Will paying for dating apps make you more likely to find your love?

Will paying for dating apps make you more likely to find your love?

Jennifer Lopez might have sung "Love Don't Cost a Thing" more than 20 years ago, but these days, it's not uncommon to drop some cash in the hunt for a partner.

Others like Hinge, Tinder, Grindr and Bumble have free versions along with paid tiers or features that banish ads, allow messaging prospective dates before matching or show the user's profile more prominently.

Not necessarily, say matchmakers and Canadian daters, who have found an open-minded attitude and the right profile are the biggest indicators of success on paid and free dating apps alike.

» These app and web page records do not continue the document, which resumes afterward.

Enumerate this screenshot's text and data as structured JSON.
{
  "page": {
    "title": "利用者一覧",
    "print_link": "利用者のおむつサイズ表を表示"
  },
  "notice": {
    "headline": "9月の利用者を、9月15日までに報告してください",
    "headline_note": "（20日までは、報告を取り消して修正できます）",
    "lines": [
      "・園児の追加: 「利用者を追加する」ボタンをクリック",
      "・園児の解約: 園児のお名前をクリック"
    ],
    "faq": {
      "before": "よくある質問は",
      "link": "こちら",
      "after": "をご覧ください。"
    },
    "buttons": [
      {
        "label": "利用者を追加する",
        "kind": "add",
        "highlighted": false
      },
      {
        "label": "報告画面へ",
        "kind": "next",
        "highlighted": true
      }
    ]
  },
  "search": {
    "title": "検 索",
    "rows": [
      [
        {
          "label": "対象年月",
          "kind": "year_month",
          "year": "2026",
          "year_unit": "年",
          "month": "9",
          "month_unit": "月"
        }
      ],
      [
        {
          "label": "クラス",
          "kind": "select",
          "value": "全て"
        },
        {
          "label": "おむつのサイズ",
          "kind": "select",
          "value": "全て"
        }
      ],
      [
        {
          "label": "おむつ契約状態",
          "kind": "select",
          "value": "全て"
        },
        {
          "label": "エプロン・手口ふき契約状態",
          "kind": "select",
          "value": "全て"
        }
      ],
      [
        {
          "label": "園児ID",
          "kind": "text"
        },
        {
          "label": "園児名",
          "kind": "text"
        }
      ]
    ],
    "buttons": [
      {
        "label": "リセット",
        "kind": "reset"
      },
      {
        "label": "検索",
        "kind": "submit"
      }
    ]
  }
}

"It's really about thinking about what you want to put that money into and doing your research rather than being like I'm going to join Match and pay whatever," said Shannon Tebb, the Toronto dating expert behind boutique matchmaking service Shanny in the City.

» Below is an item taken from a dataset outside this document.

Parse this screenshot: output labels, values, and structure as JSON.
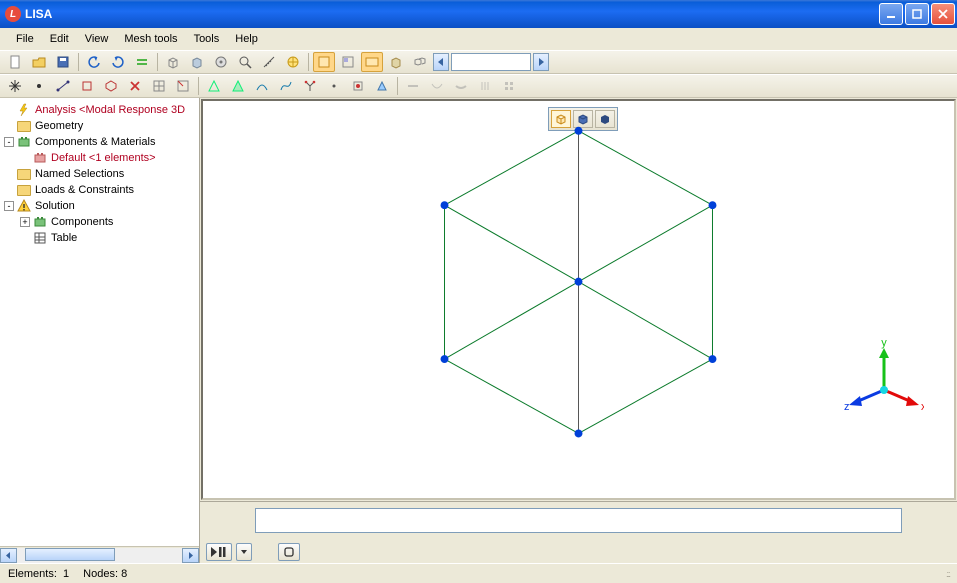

"Do you have a good profile? Do you have good photos? If no, I don't know why you are already joining the membership."

There has been little recent public research specific to success with paid dating services, but shopper advocacy publication Consumer Reports studied user experiences on dating apps in a 2017 survey of 115,000 subscribers.

Ashley Madison, which is marketed to people who are married or in a relationship and suffered a massive breach involving the data of 30 million users in 2015, had one of the highest fees for its services, but was among the lowest scoring online dating services.

The success of services that only accept paid users often hinges on the quantity and quality of daters it attracts.

Too many people can trigger choice paralysis and make users tired of swiping or scrolling through a seemingly endless ream of options, but too few might make matches difficult and prompt cancellations.

A survey of 644 people from Statisa found only 19 per cent of male and six per cent of female dating app users were paying in .Read more